**TASK OBJECTIVE:** Leave out the images; return the rest of the data exactly.

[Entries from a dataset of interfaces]

□ □ □

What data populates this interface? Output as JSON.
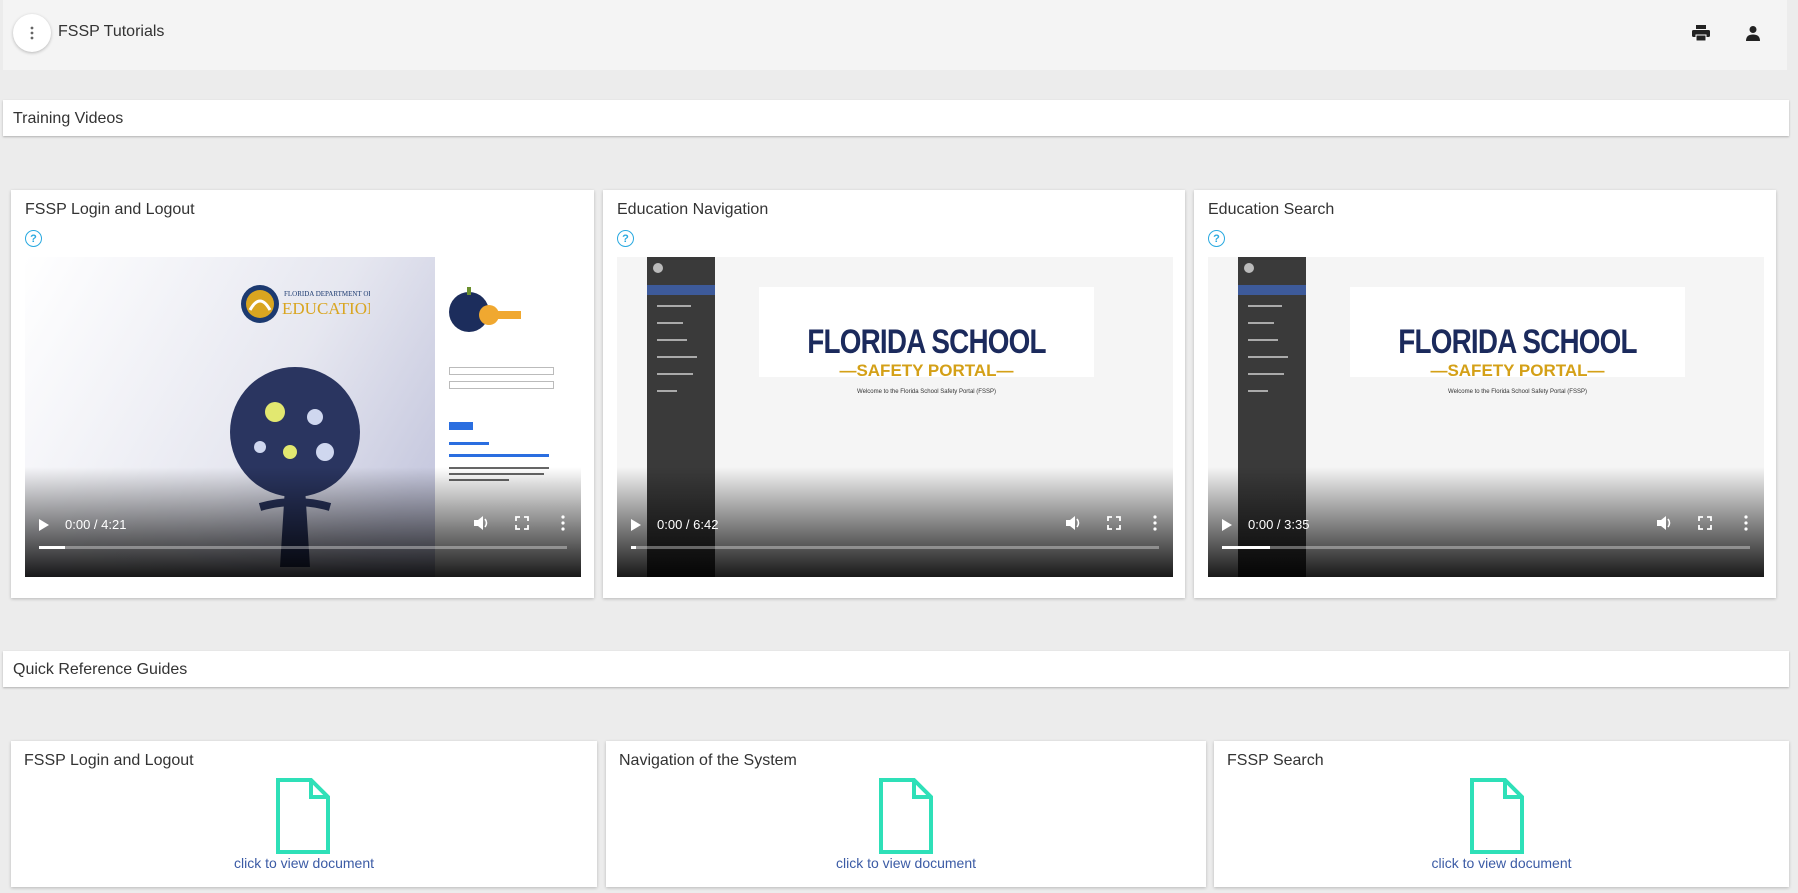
{
  "app": {
    "title": "FSSP Tutorials"
  },
  "icons": {
    "menu": "more-vert-icon",
    "print": "print-icon",
    "account": "person-icon"
  },
  "sections": {
    "videos": "Training Videos",
    "guides": "Quick Reference Guides"
  },
  "videos": [
    {
      "title": "FSSP Login and Logout",
      "time": "0:00 / 4:21",
      "progress": 0.05
    },
    {
      "title": "Education Navigation",
      "time": "0:00 / 6:42",
      "progress": 0.01
    },
    {
      "title": "Education Search",
      "time": "0:00 / 3:35",
      "progress": 0.09
    }
  ],
  "thumb": {
    "fdoe": "FLORIDA DEPARTMENT OF",
    "education": "EDUCATION",
    "florida": "FLORIDA",
    "school": "SCHOOL",
    "portal": "SAFETY PORTAL",
    "welcome": "Welcome to the Florida School Safety Portal (FSSP)"
  },
  "guides": [
    {
      "title": "FSSP Login and Logout",
      "link": "click to view document"
    },
    {
      "title": "Navigation of the System",
      "link": "click to view document"
    },
    {
      "title": "FSSP Search",
      "link": "click to view document"
    }
  ],
  "colors": {
    "help": "#29a9e0",
    "doc_icon": "#2ee0b8",
    "link": "#3b5ba5"
  }
}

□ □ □

**RESPONSE AREA:**
What data populates this interface? Output as JSON.
{
  "app": {
    "title": "FSSP Tutorials"
  },
  "icons": {
    "menu": "more-vert-icon",
    "print": "print-icon",
    "account": "person-icon"
  },
  "sections": {
    "videos": "Training Videos",
    "guides": "Quick Reference Guides"
  },
  "videos": [
    {
      "title": "FSSP Login and Logout",
      "time": "0:00 / 4:21",
      "progress": 0.05
    },
    {
      "title": "Education Navigation",
      "time": "0:00 / 6:42",
      "progress": 0.01
    },
    {
      "title": "Education Search",
      "time": "0:00 / 3:35",
      "progress": 0.09
    }
  ],
  "thumb": {
    "fdoe": "FLORIDA DEPARTMENT OF",
    "education": "EDUCATION",
    "florida": "FLORIDA",
    "school": "SCHOOL",
    "portal": "SAFETY PORTAL",
    "welcome": "Welcome to the Florida School Safety Portal (FSSP)"
  },
  "guides": [
    {
      "title": "FSSP Login and Logout",
      "link": "click to view document"
    },
    {
      "title": "Navigation of the System",
      "link": "click to view document"
    },
    {
      "title": "FSSP Search",
      "link": "click to view document"
    }
  ],
  "colors": {
    "help": "#29a9e0",
    "doc_icon": "#2ee0b8",
    "link": "#3b5ba5"
  }
}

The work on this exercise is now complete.